Automated systems can also fix some problems much faster than a person, says Gadi Shamia, CEO of Replicant, a contact center automation company. “For example, automation can handle rescheduling for a passenger who missed their flight,” he says. “That gives an agent more time to help a family book hotel accommodations when their red-eye is canceled.”

Spending hours on hold with airlines? Here’s why and what you can do.

Still, I worry about over-automation and losing the personal touch. I’ve seen too many gibberish responses generated by AI.

“People like talking to people, not robots,” says Francois Gouelo, CEO of Enso Connect, a provider of AI services for the hospitality industry. “That’s why it’s important to not only implement automation solutions in hospitality businesses but build an entire guest experience strategy, planning how technology complements the human capital.”

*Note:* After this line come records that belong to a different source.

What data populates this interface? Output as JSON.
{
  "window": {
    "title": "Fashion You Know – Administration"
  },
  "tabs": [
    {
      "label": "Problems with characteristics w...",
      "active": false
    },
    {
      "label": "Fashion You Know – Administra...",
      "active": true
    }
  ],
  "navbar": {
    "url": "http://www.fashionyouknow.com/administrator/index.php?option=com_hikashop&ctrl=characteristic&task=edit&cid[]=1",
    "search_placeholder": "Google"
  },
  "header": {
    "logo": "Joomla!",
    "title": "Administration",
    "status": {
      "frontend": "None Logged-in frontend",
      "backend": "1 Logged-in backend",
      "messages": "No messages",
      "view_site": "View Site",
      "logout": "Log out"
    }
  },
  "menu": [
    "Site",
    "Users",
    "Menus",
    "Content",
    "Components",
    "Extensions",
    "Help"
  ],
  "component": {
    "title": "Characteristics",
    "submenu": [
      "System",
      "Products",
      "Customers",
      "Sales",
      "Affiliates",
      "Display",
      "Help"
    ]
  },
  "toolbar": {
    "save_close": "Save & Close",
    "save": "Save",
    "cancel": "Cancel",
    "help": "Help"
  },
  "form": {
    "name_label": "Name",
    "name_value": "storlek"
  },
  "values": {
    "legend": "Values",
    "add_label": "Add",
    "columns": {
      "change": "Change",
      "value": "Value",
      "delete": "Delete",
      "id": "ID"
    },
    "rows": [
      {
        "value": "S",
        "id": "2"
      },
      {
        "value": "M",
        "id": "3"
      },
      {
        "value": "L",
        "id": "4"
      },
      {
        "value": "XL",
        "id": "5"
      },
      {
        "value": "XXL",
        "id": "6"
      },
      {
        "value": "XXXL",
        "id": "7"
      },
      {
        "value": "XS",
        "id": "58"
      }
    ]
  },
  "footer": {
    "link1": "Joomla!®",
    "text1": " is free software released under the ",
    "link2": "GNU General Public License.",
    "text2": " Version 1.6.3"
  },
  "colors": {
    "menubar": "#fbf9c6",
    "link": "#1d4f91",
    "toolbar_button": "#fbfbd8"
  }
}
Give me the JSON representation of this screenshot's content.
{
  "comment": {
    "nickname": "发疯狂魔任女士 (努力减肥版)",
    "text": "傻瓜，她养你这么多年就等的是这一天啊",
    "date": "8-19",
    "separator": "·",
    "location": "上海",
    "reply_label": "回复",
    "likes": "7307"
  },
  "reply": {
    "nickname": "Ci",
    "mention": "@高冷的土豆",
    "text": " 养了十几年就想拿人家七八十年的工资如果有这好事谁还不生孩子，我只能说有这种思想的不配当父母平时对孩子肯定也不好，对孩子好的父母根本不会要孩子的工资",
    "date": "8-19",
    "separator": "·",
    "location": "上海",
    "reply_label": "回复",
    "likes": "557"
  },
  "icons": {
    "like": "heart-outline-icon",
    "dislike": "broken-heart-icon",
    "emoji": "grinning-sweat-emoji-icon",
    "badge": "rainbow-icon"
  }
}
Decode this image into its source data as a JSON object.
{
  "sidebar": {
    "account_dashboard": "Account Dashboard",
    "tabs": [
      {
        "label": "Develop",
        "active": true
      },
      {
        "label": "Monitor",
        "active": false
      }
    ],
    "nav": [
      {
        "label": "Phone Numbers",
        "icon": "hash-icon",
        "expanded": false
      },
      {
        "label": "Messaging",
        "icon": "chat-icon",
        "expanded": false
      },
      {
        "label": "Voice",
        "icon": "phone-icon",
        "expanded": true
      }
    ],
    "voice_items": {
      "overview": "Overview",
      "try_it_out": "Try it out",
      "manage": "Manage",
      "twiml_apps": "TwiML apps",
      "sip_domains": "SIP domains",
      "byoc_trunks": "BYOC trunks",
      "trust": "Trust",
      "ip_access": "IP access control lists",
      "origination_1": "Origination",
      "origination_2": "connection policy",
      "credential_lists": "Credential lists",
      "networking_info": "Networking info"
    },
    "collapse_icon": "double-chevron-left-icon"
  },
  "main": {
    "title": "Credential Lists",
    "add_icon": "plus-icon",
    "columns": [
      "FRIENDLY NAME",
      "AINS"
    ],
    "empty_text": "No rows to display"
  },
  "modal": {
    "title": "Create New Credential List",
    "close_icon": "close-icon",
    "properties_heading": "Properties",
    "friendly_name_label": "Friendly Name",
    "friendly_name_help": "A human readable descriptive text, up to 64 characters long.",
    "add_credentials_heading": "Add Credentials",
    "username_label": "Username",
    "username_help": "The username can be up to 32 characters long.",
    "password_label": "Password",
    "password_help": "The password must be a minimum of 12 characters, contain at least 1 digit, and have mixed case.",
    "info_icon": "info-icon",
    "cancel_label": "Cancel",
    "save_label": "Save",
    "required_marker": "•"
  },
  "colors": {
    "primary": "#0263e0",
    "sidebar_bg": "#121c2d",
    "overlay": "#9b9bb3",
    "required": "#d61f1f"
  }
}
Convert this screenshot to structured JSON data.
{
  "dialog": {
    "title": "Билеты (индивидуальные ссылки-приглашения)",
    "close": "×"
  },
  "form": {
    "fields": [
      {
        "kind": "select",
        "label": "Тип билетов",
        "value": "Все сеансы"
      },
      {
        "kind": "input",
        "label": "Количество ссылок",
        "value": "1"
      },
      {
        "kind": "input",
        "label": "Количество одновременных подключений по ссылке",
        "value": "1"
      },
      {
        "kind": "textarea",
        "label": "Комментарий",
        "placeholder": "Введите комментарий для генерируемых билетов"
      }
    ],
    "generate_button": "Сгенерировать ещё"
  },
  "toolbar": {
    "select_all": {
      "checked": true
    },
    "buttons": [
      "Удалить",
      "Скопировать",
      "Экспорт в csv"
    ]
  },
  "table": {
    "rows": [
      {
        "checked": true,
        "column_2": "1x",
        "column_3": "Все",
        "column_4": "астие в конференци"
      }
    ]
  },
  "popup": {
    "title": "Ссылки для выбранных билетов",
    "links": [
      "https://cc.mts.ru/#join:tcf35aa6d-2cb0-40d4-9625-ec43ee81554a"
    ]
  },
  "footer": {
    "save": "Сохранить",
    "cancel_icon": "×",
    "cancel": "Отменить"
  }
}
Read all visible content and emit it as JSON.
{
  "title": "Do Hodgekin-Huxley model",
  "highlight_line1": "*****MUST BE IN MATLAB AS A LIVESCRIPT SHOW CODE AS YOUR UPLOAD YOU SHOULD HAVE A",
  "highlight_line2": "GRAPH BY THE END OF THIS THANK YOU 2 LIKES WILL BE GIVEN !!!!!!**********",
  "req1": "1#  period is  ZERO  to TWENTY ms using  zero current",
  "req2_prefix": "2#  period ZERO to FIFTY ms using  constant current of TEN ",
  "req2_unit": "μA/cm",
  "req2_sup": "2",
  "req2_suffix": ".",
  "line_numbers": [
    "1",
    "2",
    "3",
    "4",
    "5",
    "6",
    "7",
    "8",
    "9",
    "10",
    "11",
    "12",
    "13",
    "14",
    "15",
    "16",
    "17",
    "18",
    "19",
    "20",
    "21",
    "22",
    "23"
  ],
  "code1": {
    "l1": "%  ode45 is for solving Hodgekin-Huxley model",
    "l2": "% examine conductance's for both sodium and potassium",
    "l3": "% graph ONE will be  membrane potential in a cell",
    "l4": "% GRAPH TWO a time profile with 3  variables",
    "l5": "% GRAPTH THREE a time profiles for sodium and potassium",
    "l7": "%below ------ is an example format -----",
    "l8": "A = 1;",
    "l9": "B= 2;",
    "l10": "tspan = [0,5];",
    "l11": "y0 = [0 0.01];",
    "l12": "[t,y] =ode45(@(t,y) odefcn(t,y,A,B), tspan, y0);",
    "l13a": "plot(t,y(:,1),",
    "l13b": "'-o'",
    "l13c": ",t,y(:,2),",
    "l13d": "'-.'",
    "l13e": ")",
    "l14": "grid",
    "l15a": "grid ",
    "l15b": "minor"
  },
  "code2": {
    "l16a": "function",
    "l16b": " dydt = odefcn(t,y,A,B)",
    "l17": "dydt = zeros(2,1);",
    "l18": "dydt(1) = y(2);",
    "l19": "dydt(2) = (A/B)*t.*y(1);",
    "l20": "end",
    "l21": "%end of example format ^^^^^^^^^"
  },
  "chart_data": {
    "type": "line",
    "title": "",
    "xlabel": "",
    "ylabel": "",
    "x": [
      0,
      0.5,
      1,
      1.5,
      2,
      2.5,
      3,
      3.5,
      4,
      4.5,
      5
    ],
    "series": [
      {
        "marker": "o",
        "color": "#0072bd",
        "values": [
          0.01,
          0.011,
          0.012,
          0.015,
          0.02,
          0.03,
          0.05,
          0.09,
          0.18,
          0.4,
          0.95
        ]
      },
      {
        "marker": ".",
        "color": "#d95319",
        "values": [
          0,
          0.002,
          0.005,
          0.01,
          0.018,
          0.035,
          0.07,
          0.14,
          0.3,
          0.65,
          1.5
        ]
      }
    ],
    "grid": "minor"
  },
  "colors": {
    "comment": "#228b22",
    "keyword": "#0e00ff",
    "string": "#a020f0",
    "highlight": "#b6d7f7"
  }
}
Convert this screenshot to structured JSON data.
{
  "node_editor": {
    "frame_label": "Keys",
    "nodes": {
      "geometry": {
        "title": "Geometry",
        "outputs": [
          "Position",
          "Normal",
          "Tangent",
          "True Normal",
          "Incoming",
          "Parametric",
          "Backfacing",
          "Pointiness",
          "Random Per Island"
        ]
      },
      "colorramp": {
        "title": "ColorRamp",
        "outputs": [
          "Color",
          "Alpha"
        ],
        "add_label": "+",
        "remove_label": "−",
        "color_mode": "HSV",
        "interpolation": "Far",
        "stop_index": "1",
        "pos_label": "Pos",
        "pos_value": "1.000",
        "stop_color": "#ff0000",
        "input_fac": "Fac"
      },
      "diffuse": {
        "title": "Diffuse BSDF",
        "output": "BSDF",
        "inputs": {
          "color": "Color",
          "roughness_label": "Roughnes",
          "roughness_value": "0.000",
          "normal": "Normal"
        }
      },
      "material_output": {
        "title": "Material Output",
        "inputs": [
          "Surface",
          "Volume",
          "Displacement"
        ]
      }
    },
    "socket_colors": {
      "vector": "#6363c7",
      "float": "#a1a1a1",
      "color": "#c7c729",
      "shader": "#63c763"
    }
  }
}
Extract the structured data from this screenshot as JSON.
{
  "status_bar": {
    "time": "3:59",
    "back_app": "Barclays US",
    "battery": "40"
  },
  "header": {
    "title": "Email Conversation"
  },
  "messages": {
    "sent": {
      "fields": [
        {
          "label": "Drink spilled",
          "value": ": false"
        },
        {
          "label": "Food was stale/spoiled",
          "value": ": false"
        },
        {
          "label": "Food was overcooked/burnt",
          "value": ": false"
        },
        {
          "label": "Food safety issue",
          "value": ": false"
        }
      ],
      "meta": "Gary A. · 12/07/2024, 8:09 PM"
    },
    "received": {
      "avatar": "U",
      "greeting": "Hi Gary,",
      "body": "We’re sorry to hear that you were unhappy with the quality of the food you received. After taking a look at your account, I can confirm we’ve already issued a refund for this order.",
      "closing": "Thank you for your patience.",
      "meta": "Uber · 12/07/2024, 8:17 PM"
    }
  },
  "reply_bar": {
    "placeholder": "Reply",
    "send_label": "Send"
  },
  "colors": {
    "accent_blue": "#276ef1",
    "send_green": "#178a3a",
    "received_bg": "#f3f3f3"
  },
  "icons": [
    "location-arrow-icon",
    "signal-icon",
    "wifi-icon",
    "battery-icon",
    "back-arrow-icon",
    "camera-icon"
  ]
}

In other words, don’t forget the people.

How to get a human

If you’re stuck in a conversation with a bot that doesn’t know the difference between “Peach” the airline and “Peach” your travel agent — and believe me, you’ll know when you are — there are ways to get a person.

Words such as “representative,” “agent” or even “help” can send your case to a real human. If you’re dealing with a scripted reply by email and need to get a response, you may need to start a new conversation with a manager by email to override the system.

Automation seems to be an unstoppable trend. Tausif Khiani, a vice president in charge of hospitality at consulting firm Capgemini, says his research confirms that hospitality brands increased customer engagement levels with AI and chatbots. But enough is enough.

Make room, bellhops: Robots and AI may soon predict what guests want

“The next generation of travelers [wants] the ability and choice to interact with both people and technology,” he says. “The key is to switch between the two … seamlessly.”

What’s the solution? Sharrar, the airline employee from Phoenix, thinks more human staff — not fewer — is the answer.

Maybe, he says, you can overdo the automation. Maybe we’ll find out during the upcoming holiday travel season.

Loading...